**What to do:** In the copy, every line of the material that follows must appear exactly, and no pictures should.
-------- The records --------
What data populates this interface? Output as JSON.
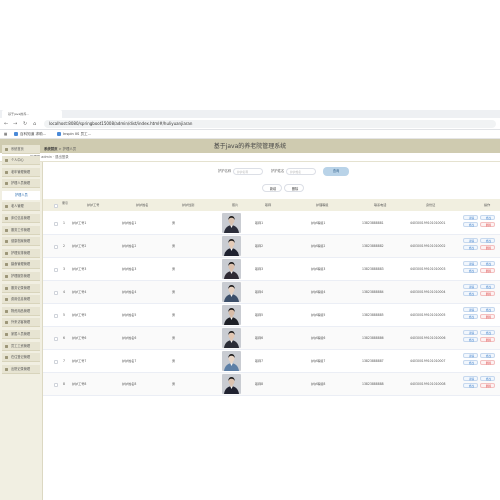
{
  "browser": {
    "tab_label": "基于java的养...",
    "url": "localhost:8080/springboot15008/admin/dist/index.html#/huliyuanjiaran",
    "bookmarks": [
      "百科知道 求助...",
      "Inspin IIS 员工..."
    ]
  },
  "app": {
    "title": "基于java的养老院管理系统",
    "user_text": "管理员 admin · 退出登录"
  },
  "sidebar": {
    "items": [
      {
        "label": "系统首页"
      },
      {
        "label": "个人中心"
      },
      {
        "label": "老年管理管理"
      },
      {
        "label": "护理人员管理"
      },
      {
        "label": "护理人员",
        "sub": true
      },
      {
        "label": "老人管理"
      },
      {
        "label": "床位信息管理"
      },
      {
        "label": "服务工作管理"
      },
      {
        "label": "健康档案管理"
      },
      {
        "label": "护理安排管理"
      },
      {
        "label": "膳食管理管理"
      },
      {
        "label": "护理服务管理"
      },
      {
        "label": "服务记录管理"
      },
      {
        "label": "费用信息管理"
      },
      {
        "label": "物资用品管理"
      },
      {
        "label": "外来访客管理"
      },
      {
        "label": "家属人员管理"
      },
      {
        "label": "员工工资管理"
      },
      {
        "label": "在住登记管理"
      },
      {
        "label": "出院记录管理"
      }
    ]
  },
  "breadcrumb": {
    "home": "系统首页",
    "sep": ">",
    "current": "护理人员"
  },
  "search": {
    "field1_label": "护护名称",
    "field1_placeholder": "护护名称",
    "field2_label": "护护姓名",
    "field2_placeholder": "护护姓名",
    "button_label": "查询"
  },
  "actions": {
    "add_label": "新增",
    "delete_label": "删除"
  },
  "table": {
    "headers": [
      "索引",
      "护护工号",
      "护护姓名",
      "护护性别",
      "照片",
      "职称",
      "护理等级",
      "联系电话",
      "身份证",
      "操作"
    ],
    "rows": [
      {
        "index": "1",
        "id": "护护工号1",
        "name": "护护姓名1",
        "gender": "男",
        "title": "职称1",
        "level": "护护等级1",
        "phone": "13823888881",
        "idcard": "440300199101010001"
      },
      {
        "index": "2",
        "id": "护护工号2",
        "name": "护护姓名2",
        "gender": "男",
        "title": "职称2",
        "level": "护护等级2",
        "phone": "13823888882",
        "idcard": "440300199101010002"
      },
      {
        "index": "3",
        "id": "护护工号3",
        "name": "护护姓名3",
        "gender": "男",
        "title": "职称3",
        "level": "护护等级3",
        "phone": "13823888883",
        "idcard": "440300199101010003"
      },
      {
        "index": "4",
        "id": "护护工号4",
        "name": "护护姓名4",
        "gender": "男",
        "title": "职称4",
        "level": "护护等级4",
        "phone": "13823888884",
        "idcard": "440300199101010004"
      },
      {
        "index": "5",
        "id": "护护工号5",
        "name": "护护姓名5",
        "gender": "男",
        "title": "职称5",
        "level": "护护等级5",
        "phone": "13823888885",
        "idcard": "440300199101010005"
      },
      {
        "index": "6",
        "id": "护护工号6",
        "name": "护护姓名6",
        "gender": "男",
        "title": "职称6",
        "level": "护护等级6",
        "phone": "13823888886",
        "idcard": "440300199101010006"
      },
      {
        "index": "7",
        "id": "护护工号7",
        "name": "护护姓名7",
        "gender": "男",
        "title": "职称7",
        "level": "护护等级7",
        "phone": "13823888887",
        "idcard": "440300199101010007"
      },
      {
        "index": "8",
        "id": "护护工号8",
        "name": "护护姓名8",
        "gender": "男",
        "title": "职称8",
        "level": "护护等级8",
        "phone": "13823888888",
        "idcard": "440300199101010008"
      }
    ],
    "row_actions": {
      "detail": "详情",
      "edit": "修改",
      "delete": "删除"
    }
  },
  "colors": {
    "title_bar": "#cfcbb0",
    "sidebar": "#f1efe2",
    "accent": "#3a7ecb",
    "danger": "#d44444"
  }
}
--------
**Expected answer:**
What data populates this interface? Output as JSON.
{
  "browser": {
    "tab_label": "基于java的养...",
    "url": "localhost:8080/springboot15008/admin/dist/index.html#/huliyuanjiaran",
    "bookmarks": [
      "百科知道 求助...",
      "Inspin IIS 员工..."
    ]
  },
  "app": {
    "title": "基于java的养老院管理系统",
    "user_text": "管理员 admin · 退出登录"
  },
  "sidebar": {
    "items": [
      {
        "label": "系统首页"
      },
      {
        "label": "个人中心"
      },
      {
        "label": "老年管理管理"
      },
      {
        "label": "护理人员管理"
      },
      {
        "label": "护理人员",
        "sub": true
      },
      {
        "label": "老人管理"
      },
      {
        "label": "床位信息管理"
      },
      {
        "label": "服务工作管理"
      },
      {
        "label": "健康档案管理"
      },
      {
        "label": "护理安排管理"
      },
      {
        "label": "膳食管理管理"
      },
      {
        "label": "护理服务管理"
      },
      {
        "label": "服务记录管理"
      },
      {
        "label": "费用信息管理"
      },
      {
        "label": "物资用品管理"
      },
      {
        "label": "外来访客管理"
      },
      {
        "label": "家属人员管理"
      },
      {
        "label": "员工工资管理"
      },
      {
        "label": "在住登记管理"
      },
      {
        "label": "出院记录管理"
      }
    ]
  },
  "breadcrumb": {
    "home": "系统首页",
    "sep": ">",
    "current": "护理人员"
  },
  "search": {
    "field1_label": "护护名称",
    "field1_placeholder": "护护名称",
    "field2_label": "护护姓名",
    "field2_placeholder": "护护姓名",
    "button_label": "查询"
  },
  "actions": {
    "add_label": "新增",
    "delete_label": "删除"
  },
  "table": {
    "headers": [
      "索引",
      "护护工号",
      "护护姓名",
      "护护性别",
      "照片",
      "职称",
      "护理等级",
      "联系电话",
      "身份证",
      "操作"
    ],
    "rows": [
      {
        "index": "1",
        "id": "护护工号1",
        "name": "护护姓名1",
        "gender": "男",
        "title": "职称1",
        "level": "护护等级1",
        "phone": "13823888881",
        "idcard": "440300199101010001"
      },
      {
        "index": "2",
        "id": "护护工号2",
        "name": "护护姓名2",
        "gender": "男",
        "title": "职称2",
        "level": "护护等级2",
        "phone": "13823888882",
        "idcard": "440300199101010002"
      },
      {
        "index": "3",
        "id": "护护工号3",
        "name": "护护姓名3",
        "gender": "男",
        "title": "职称3",
        "level": "护护等级3",
        "phone": "13823888883",
        "idcard": "440300199101010003"
      },
      {
        "index": "4",
        "id": "护护工号4",
        "name": "护护姓名4",
        "gender": "男",
        "title": "职称4",
        "level": "护护等级4",
        "phone": "13823888884",
        "idcard": "440300199101010004"
      },
      {
        "index": "5",
        "id": "护护工号5",
        "name": "护护姓名5",
        "gender": "男",
        "title": "职称5",
        "level": "护护等级5",
        "phone": "13823888885",
        "idcard": "440300199101010005"
      },
      {
        "index": "6",
        "id": "护护工号6",
        "name": "护护姓名6",
        "gender": "男",
        "title": "职称6",
        "level": "护护等级6",
        "phone": "13823888886",
        "idcard": "440300199101010006"
      },
      {
        "index": "7",
        "id": "护护工号7",
        "name": "护护姓名7",
        "gender": "男",
        "title": "职称7",
        "level": "护护等级7",
        "phone": "13823888887",
        "idcard": "440300199101010007"
      },
      {
        "index": "8",
        "id": "护护工号8",
        "name": "护护姓名8",
        "gender": "男",
        "title": "职称8",
        "level": "护护等级8",
        "phone": "13823888888",
        "idcard": "440300199101010008"
      }
    ],
    "row_actions": {
      "detail": "详情",
      "edit": "修改",
      "delete": "删除"
    }
  },
  "colors": {
    "title_bar": "#cfcbb0",
    "sidebar": "#f1efe2",
    "accent": "#3a7ecb",
    "danger": "#d44444"
  }
}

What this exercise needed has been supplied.